Atmospheric Transport

Image from P. Bourne (copyright; used with permission)

Atmospheric transportation refers to vehicles and devices of various sorts for travel through gases, either in a planetary atmosphere or in the air of a large hab or worldhouse.

Airship Docking
Image from Kevin Williams (copyright; used with permission)
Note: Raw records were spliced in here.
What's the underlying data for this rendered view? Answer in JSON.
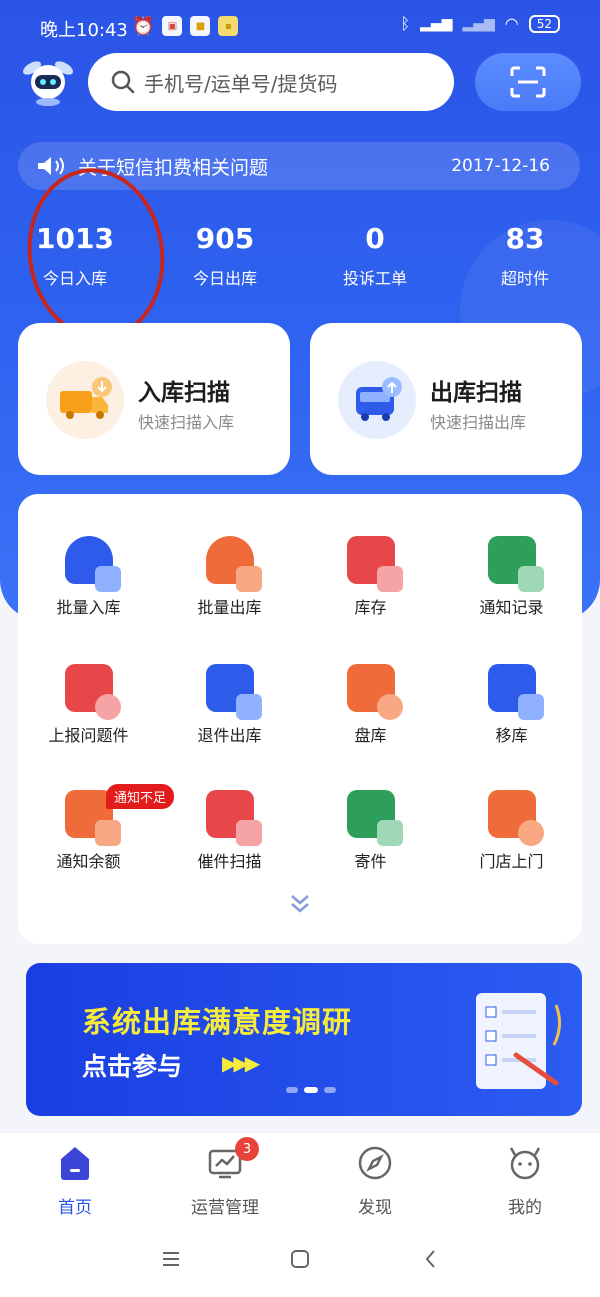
{
  "status": {
    "time": "晚上10:43",
    "battery": "52"
  },
  "search": {
    "placeholder": "手机号/运单号/提货码"
  },
  "notice": {
    "text": "关于短信扣费相关问题",
    "date": "2017-12-16"
  },
  "stats": [
    {
      "value": "1013",
      "label": "今日入库"
    },
    {
      "value": "905",
      "label": "今日出库"
    },
    {
      "value": "0",
      "label": "投诉工单"
    },
    {
      "value": "83",
      "label": "超时件"
    }
  ],
  "scan_cards": [
    {
      "title": "入库扫描",
      "subtitle": "快速扫描入库"
    },
    {
      "title": "出库扫描",
      "subtitle": "快速扫描出库"
    }
  ],
  "grid": [
    {
      "label": "批量入库",
      "icon": "cloud-in-icon",
      "color": "#2f5bea"
    },
    {
      "label": "批量出库",
      "icon": "cloud-out-icon",
      "color": "#ef6b3a"
    },
    {
      "label": "库存",
      "icon": "box-stack-icon",
      "color": "#e8474a"
    },
    {
      "label": "通知记录",
      "icon": "notice-record-icon",
      "color": "#2e9e5b"
    },
    {
      "label": "上报问题件",
      "icon": "problem-box-icon",
      "color": "#e8474a"
    },
    {
      "label": "退件出库",
      "icon": "return-icon",
      "color": "#2f5bea"
    },
    {
      "label": "盘库",
      "icon": "inventory-search-icon",
      "color": "#ef6b3a"
    },
    {
      "label": "移库",
      "icon": "move-cart-icon",
      "color": "#2f5bea"
    },
    {
      "label": "通知余额",
      "icon": "wallet-icon",
      "color": "#ef6b3a"
    },
    {
      "label": "催件扫描",
      "icon": "urge-scan-icon",
      "color": "#e8474a"
    },
    {
      "label": "寄件",
      "icon": "send-package-icon",
      "color": "#2e9e5b"
    },
    {
      "label": "门店上门",
      "icon": "store-visit-icon",
      "color": "#ef6b3a"
    }
  ],
  "notify_badge": "通知不足",
  "banner": {
    "title": "系统出库满意度调研",
    "subtitle": "点击参与"
  },
  "nav": [
    {
      "label": "首页",
      "icon": "home-icon"
    },
    {
      "label": "运营管理",
      "icon": "operations-icon",
      "badge": "3"
    },
    {
      "label": "发现",
      "icon": "compass-icon"
    },
    {
      "label": "我的",
      "icon": "profile-icon"
    }
  ]
}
  • Aerospace Engineering  - Text by M. Alan Kazlev, modified from the original write-up by Robert J. Hall
    A field of engineering that combines aerodynamics, fluid dynamics, propulsion, thermodynamics, aerospace mechanics, virch simulations, materials science, energy use, nanofabrication and vehicular structures.
  • Aircar  - Text by Todd Drashner
    Small personal aircraft often used for short to medium range transportation on planetary surfaces or within habitats and megastructures.
  • Aircraft  - Text by M. Alan Kazlev
    Any vehicle capable of atmospheric travel at higher than ground-effect level.
  • Atlantean Airship  - Text by Thorbørn Steen
    A popular air vehicle used by the inhabitants of Atlantia on Corona.
  • Bubblehabs  - Text by Stephen Inniss, With additional material by Tardigrada 2021
    Artificial habitats that float in a planetary atmosphere, such as a cytherian, neptunian or jovian world.
  • Dirigible  - Text by Stephen Inniss
    A neutrally buoyant atmospheric vehicle that is distinguished from other aerostats such as balloons by the fact that it can be steered and propelled. Dirigibles have remained a feature life on planets or in the larger habitats such as Bishop rings or Banks orbitals ever since the gas giants of Solsys were colonized in the Interplanetary Age. Fixed-wing craft are still preferred for rapid transport, but dirigibles of one kind or another are ubiquitous as automated cargo carriers and are also popular as leisure craft.
  • Eaglenet  - Text by Jorge Ditchkenberg
    A recreational device allowing unaugmented hu, and other clades, to fly like a bird.
  • Exoatmospheric Fighter - Text by M. Alan Kazlev
    A small planet- ship- or orbital- based hybrid air- and space-craft, usually short- to very short range and armed with lasers and automatic cannon. Crew may include one or two bionts and several dedicated ai, or the whole vessel may be ai controlled. Propulsion is via jet or nanobank turbine for dense or slow atmospheric flight, ramjet or scramjet for hypersonic flight, and chemical, fusion or amat rocket for vacuum propulsion.
  • Fan Matrix  - Text by Johnny Yesterday
    Mesoscale fan array.
  • Fancloth  - Text by Terrafamilia
    Material which uses microscale engineering to allow flight.
  • Laser-launched surface-to-orbit craft  - Text by Anders Sandberg
    Laser launch systems
  • Lifts, The (Kiyoshi)  - Text by Todd Drashner
    System of artificial airborne 'islands' built on Kiyoshi to commemorate the bimillenial of its construction.
  • Lurkship - Text by M. Alan Kazlev
    Generally, a heavily armed and armoured, short-range hyperturing military vessel, capable of stealth operations in a hydrospheric and atmospheric environment for greatly extended periods of time. Subcraft or subships are similar but smaller and less well armed and equipped.
  • Omnicraft  - Text by Todd Drashner
    Versatile mode of transport designed to operate and provide accommodations in a wide range of environments from planetary surfaces to interplanetary space.
  • Personal Transport Technology  - Text by Terrafamilia, Ryan B (wing pack)
    Some modes of personal transport that became possible during the Solsys Golden Age.
  • Subcraft, Subship  - Text by M. Alan Kazlev and Michael Beck
    Triphibious manned extended mission stealth-capable gunship.
  • Tohulian Skyships  - Text by Evil DoDo
    Floating vessels constructed on Tohul Prime.
  • Vacuum Dirigibles   - Text by Todd Drashner with additions by Steve Bowers
    Lighter-than-air flying machine built around the use of nanotech constructed materials.
  • Wingpack  - Text by Todd Drashner
    Personal transportation device that allows bird-like flight.
Related Topics
Development Notes
Text by Stephen Inniss

Initially published on 28 February 2009.

Additional Information